What to do: Each line of the data below holding the word "favicon" must be copied.
BEGIN Input data
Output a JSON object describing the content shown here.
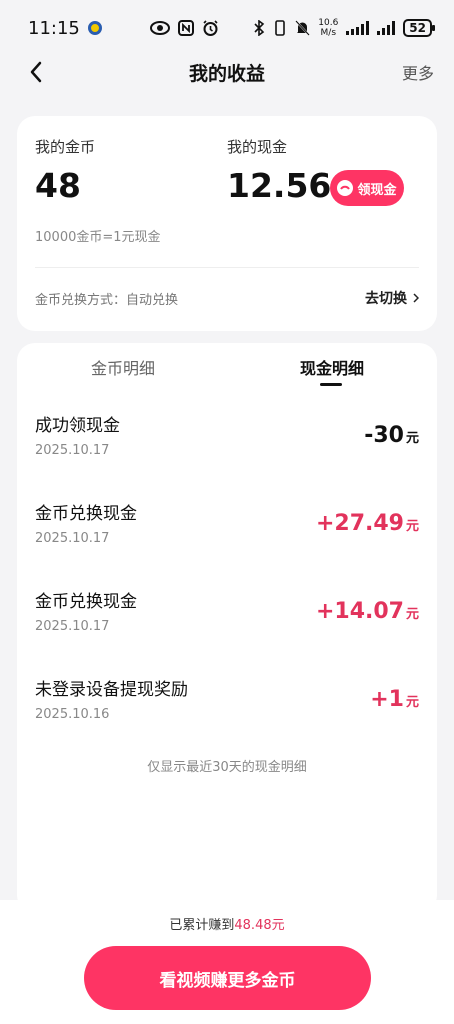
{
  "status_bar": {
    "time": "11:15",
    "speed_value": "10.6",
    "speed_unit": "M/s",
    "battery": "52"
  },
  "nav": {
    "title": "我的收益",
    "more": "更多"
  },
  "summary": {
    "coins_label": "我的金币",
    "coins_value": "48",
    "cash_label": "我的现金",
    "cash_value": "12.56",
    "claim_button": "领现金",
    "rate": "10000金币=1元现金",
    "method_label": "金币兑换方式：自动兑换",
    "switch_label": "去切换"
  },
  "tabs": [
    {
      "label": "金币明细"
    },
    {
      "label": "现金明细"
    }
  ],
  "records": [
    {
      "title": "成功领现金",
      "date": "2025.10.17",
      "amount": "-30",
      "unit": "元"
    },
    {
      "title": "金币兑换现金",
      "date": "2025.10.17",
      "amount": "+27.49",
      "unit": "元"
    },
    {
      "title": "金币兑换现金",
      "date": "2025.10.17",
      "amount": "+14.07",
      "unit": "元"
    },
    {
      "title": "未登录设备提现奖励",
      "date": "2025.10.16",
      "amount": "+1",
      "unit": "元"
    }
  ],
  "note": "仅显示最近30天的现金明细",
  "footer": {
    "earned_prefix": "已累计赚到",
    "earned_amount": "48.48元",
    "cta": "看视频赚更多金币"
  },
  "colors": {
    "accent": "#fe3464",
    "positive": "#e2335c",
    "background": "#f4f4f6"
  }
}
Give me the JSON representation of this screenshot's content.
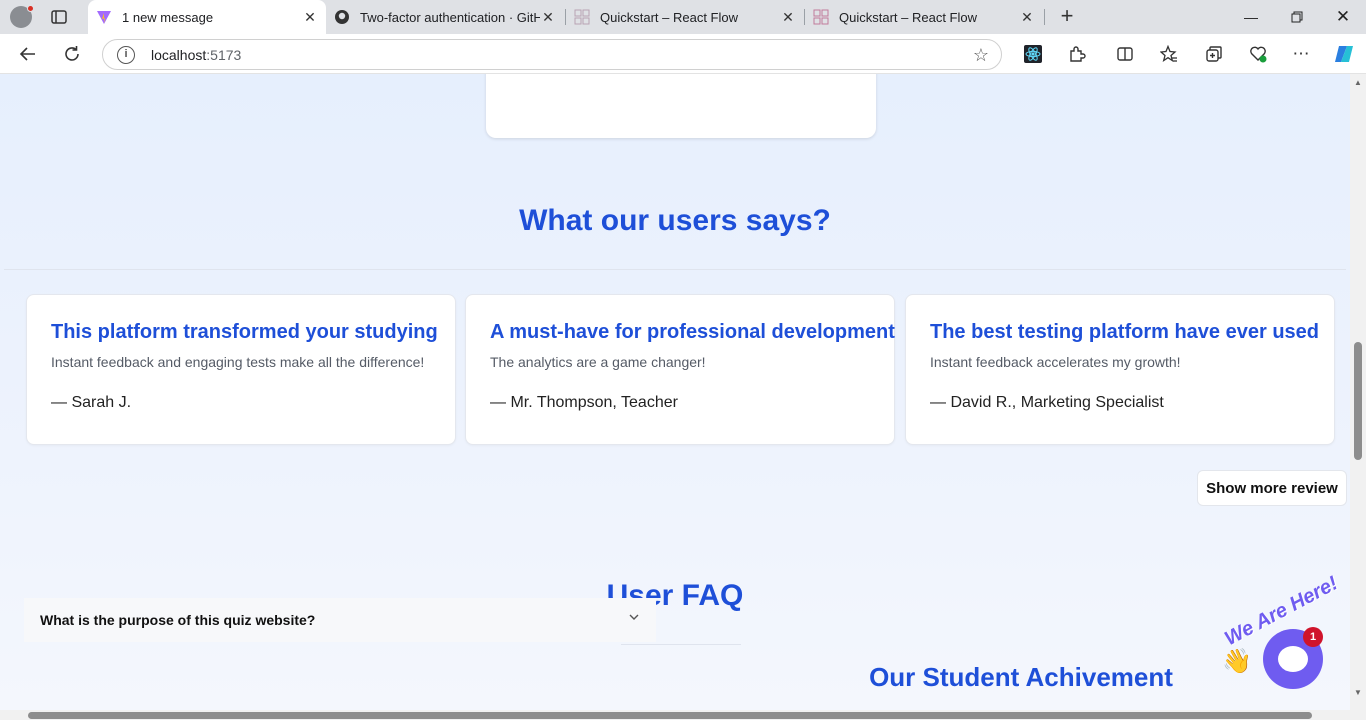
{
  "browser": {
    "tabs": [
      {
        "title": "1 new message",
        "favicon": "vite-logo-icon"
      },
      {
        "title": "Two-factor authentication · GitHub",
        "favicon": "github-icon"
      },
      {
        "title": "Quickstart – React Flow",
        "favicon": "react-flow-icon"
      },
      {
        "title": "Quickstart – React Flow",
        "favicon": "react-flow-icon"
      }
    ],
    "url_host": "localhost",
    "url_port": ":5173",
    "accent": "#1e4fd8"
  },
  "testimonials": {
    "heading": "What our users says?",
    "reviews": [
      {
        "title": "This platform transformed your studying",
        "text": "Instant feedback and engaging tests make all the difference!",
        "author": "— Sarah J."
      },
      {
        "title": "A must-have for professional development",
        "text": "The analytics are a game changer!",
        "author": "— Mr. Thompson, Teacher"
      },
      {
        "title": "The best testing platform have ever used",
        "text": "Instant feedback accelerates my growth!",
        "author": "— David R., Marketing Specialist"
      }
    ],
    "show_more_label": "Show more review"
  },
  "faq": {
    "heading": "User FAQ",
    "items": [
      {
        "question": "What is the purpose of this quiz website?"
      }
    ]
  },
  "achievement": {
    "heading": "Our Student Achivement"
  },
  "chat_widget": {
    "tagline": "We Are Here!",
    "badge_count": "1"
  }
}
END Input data
Written response:
        "favicon": "vite-logo-icon"
        "favicon": "github-icon"
        "favicon": "react-flow-icon"
        "favicon": "react-flow-icon"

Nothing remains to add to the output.